Website and app data records:

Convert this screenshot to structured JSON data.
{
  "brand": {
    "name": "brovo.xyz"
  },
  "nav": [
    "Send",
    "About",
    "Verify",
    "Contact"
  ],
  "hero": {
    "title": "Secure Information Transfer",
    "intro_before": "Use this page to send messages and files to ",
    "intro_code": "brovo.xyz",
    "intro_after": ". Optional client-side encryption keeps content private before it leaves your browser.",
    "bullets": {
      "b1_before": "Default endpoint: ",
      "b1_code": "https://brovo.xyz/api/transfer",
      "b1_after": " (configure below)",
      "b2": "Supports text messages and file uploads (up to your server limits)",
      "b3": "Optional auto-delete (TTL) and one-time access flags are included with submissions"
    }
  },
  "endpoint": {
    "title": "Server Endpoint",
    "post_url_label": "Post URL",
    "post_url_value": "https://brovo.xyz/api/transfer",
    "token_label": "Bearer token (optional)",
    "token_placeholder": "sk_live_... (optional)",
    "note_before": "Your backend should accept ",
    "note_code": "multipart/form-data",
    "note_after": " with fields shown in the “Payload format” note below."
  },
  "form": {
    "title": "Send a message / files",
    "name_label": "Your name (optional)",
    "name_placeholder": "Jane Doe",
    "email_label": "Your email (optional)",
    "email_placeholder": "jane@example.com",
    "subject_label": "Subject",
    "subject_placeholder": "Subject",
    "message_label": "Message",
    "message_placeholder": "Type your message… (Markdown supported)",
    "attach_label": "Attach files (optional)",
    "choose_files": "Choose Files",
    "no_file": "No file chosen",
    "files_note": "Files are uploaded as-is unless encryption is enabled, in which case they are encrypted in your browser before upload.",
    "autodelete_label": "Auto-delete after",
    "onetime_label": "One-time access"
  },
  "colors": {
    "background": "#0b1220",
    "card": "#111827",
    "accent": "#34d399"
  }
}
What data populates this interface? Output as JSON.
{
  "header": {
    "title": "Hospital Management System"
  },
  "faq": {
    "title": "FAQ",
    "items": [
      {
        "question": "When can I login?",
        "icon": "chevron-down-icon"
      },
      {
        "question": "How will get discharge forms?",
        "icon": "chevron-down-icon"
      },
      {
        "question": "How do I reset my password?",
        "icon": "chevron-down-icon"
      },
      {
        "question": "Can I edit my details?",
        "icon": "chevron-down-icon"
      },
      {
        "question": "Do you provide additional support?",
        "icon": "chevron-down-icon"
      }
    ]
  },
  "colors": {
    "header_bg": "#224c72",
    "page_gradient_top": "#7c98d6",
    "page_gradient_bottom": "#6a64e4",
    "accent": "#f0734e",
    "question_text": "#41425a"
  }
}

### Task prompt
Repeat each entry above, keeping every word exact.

### Exercise response
Convert this screenshot to structured JSON data.
{
  "brand": {
    "name": "brovo.xyz"
  },
  "nav": [
    "Send",
    "About",
    "Verify",
    "Contact"
  ],
  "hero": {
    "title": "Secure Information Transfer",
    "intro_before": "Use this page to send messages and files to ",
    "intro_code": "brovo.xyz",
    "intro_after": ". Optional client-side encryption keeps content private before it leaves your browser.",
    "bullets": {
      "b1_before": "Default endpoint: ",
      "b1_code": "https://brovo.xyz/api/transfer",
      "b1_after": " (configure below)",
      "b2": "Supports text messages and file uploads (up to your server limits)",
      "b3": "Optional auto-delete (TTL) and one-time access flags are included with submissions"
    }
  },
  "endpoint": {
    "title": "Server Endpoint",
    "post_url_label": "Post URL",
    "post_url_value": "https://brovo.xyz/api/transfer",
    "token_label": "Bearer token (optional)",
    "token_placeholder": "sk_live_... (optional)",
    "note_before": "Your backend should accept ",
    "note_code": "multipart/form-data",
    "note_after": " with fields shown in the “Payload format” note below."
  },
  "form": {
    "title": "Send a message / files",
    "name_label": "Your name (optional)",
    "name_placeholder": "Jane Doe",
    "email_label": "Your email (optional)",
    "email_placeholder": "jane@example.com",
    "subject_label": "Subject",
    "subject_placeholder": "Subject",
    "message_label": "Message",
    "message_placeholder": "Type your message… (Markdown supported)",
    "attach_label": "Attach files (optional)",
    "choose_files": "Choose Files",
    "no_file": "No file chosen",
    "files_note": "Files are uploaded as-is unless encryption is enabled, in which case they are encrypted in your browser before upload.",
    "autodelete_label": "Auto-delete after",
    "onetime_label": "One-time access"
  },
  "colors": {
    "background": "#0b1220",
    "card": "#111827",
    "accent": "#34d399"
  }
}
What data populates this interface? Output as JSON.
{
  "header": {
    "title": "Hospital Management System"
  },
  "faq": {
    "title": "FAQ",
    "items": [
      {
        "question": "When can I login?",
        "icon": "chevron-down-icon"
      },
      {
        "question": "How will get discharge forms?",
        "icon": "chevron-down-icon"
      },
      {
        "question": "How do I reset my password?",
        "icon": "chevron-down-icon"
      },
      {
        "question": "Can I edit my details?",
        "icon": "chevron-down-icon"
      },
      {
        "question": "Do you provide additional support?",
        "icon": "chevron-down-icon"
      }
    ]
  },
  "colors": {
    "header_bg": "#224c72",
    "page_gradient_top": "#7c98d6",
    "page_gradient_bottom": "#6a64e4",
    "accent": "#f0734e",
    "question_text": "#41425a"
  }
}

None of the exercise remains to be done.